Newcomers are the starting point and the core of Makers Unite

Makers Unite offers professional opportunities within the sustainable textile industry to people who are new to the Netherlands. This social enterprise makes them part of the community and ensures that they find a place in the Dutch creative sector through a special talent development programme. Thami Schweichler, one of the initiators of Makers Unite, explains how they have become so successful and what their plans for the future are.

Everyone deserves a chance
“How can we create a business that offers opportunities to these talents?” This was the question that Thami asked himself in 2016 when many refugees in the Netherlands were not getting a chance to use their talents. Thami himself was born and raised in Brazil, studied Social Design in France, and had worked in Kenya. It was there that he learned to solve social problems with commercial solutions, as he is doing now with Makers Unite.

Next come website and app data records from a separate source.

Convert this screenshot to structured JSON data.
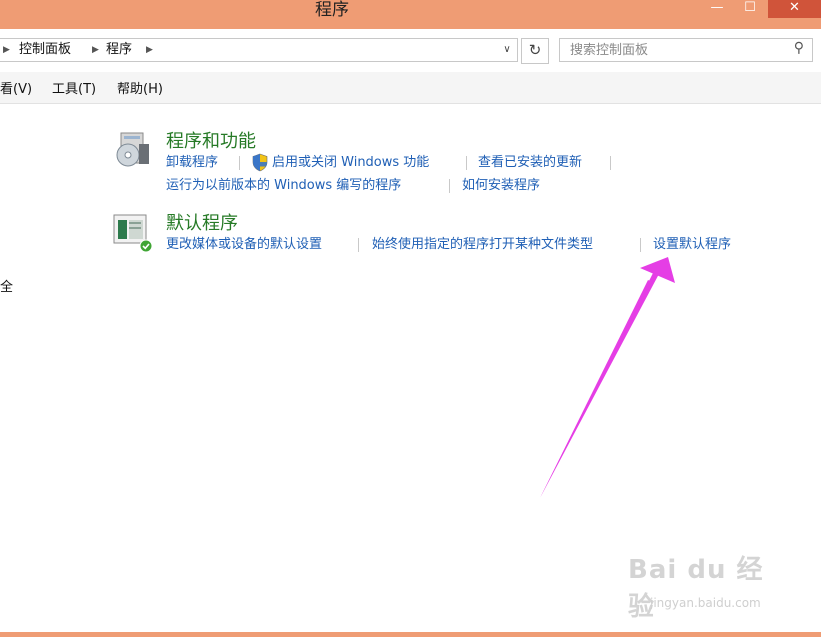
{
  "window": {
    "title": "程序",
    "min_label": "—",
    "max_label": "☐",
    "close_label": "✕"
  },
  "address": {
    "crumbs": [
      "控制面板",
      "程序"
    ],
    "dropdown_glyph": "∨",
    "refresh_glyph": "↻",
    "search_placeholder": "搜索控制面板",
    "search_glyph": "⚲"
  },
  "menubar": {
    "items": [
      "看(V)",
      "工具(T)",
      "帮助(H)"
    ]
  },
  "left_fragment": "全",
  "categories": [
    {
      "title": "程序和功能",
      "links": [
        "卸载程序",
        "启用或关闭 Windows 功能",
        "查看已安装的更新",
        "运行为以前版本的 Windows 编写的程序",
        "如何安装程序"
      ]
    },
    {
      "title": "默认程序",
      "links": [
        "更改媒体或设备的默认设置",
        "始终使用指定的程序打开某种文件类型",
        "设置默认程序"
      ]
    }
  ],
  "watermark": {
    "logo": "Bai du 经验",
    "url": "jingyan.baidu.com"
  },
  "colors": {
    "titlebar": "#ef9c74",
    "category_title": "#267a26",
    "link": "#1f5fb5",
    "arrow": "#e53ee5"
  }
}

Thami: “Now we are an internationally recognized production company that has mentored almost 200 newcomers and – together with major international brands such as Ben & Jerry’s and Filling Pieces – we are making fashion more sustainable and society more inclusive.”

A Commercial solution to a social problem
After an intensive six-week talent development programme, refugees with residence permits can start working in the Makers Unite studio. There they work with locals on special circular textile projects, such as a collection of bags made from old life jackets from Greece. Companies looking for responsible merchandise can turn to Makers Unite.

Thami: “For example, if Ben & Jerry’s is looking for a designer for a new collection, we pass this request on to people in our community. In this way, we win a nice assignment, and we also give our community an opportunity and provide our clients with valuable help.”

Circular dreams
“We started with upcycling life jackets from the Greek islands. Now that an increasing number of organisations want to become more sustainable or even circular, we can help them,” explains Thami.

During the Covid-19 pandemic, Makers Unite made tens of thousands of protective suits and
facemasks. As unpleasant as the crisis is, it also brings good things, says Thami. For example, he
was invited to join Amsterdam City Council in discussing opportunities that the crisis might offer
for sustainability. “This would never have happened without the pandemic. There is much more
positive energy and willingness to work towards a sustainable, fair and socially inclusive
society.”

Solidarity and collaboration
As a social enterprise with a commercial model, it was difficult to get support at first, but Thami
believed in his decision. “If you don’t deliver in a commercial business, the company will
immediately get into difficulties. This gives everyone a feeling of solidarity and creates a positive
dynamic of collaboration instead of just providing assistance.”

The DOEN Foundation was the first party to believe in Makers Unite’s plans. “At that time,
DOEN’s grant was really crucial for us,” says Thami. But DOEN’s support is more than just
financial. “The partnership is extremely valuable. DOEN’s employees are engaged, interested and
flexible. They help us to stay close to our impact objective. That is very nice.”

Across the border
With a solid base in Amsterdam, Thami now wants to give newcomers in other countries a
chance as well. Thanks to an investment from DOEN Participaties, Makers Unite can increase its
production capacity and consider making an international impact. “We have a number of start-
up projects in Italy and also want to start manufacturing in the Middle East, to provide
opportunities for newcomers there.”
If like Thami, you intend to make the world a better place, his tip is: “Just start, just do it. So
many people have good ideas, but don’t dare to start.”

Thami Schweigler

 

Quotes/highlights

  • Thami Schweigler: “We started with upcycling life jackets from the Greek islands. Now
    that an increasing number of organisations want to become more sustainable or even
    circular, we can help them!”
  • As unpleasant as the crisis is, it also brings good things, says Thami. “There is much more
    positive energy and willingness to work towards a sustainable, fair and socially inclusive
    society.”
  • As a social enterprise with a commercial model, it was difficult to get support at first, but
    Thami believed in his decision. “If you don’t deliver in a commercial business, the
    company will immediately get into difficulties. This gives everyone a feeling of solidarity
    and creates a positive dynamic of collaboration instead of just providing assistance.”
  • Thami himself was born and raised in Brazil, studied Social Design in France and had
    worked in Kenya. It was there that he learned to solve social problems with commercial
    solutions, as he is doing now with Makers Unite.
  • If like Thami, you intend to make the world a better place, his tip is: “Just start, just do it.
    So many people have good ideas, but don’t dare to start.”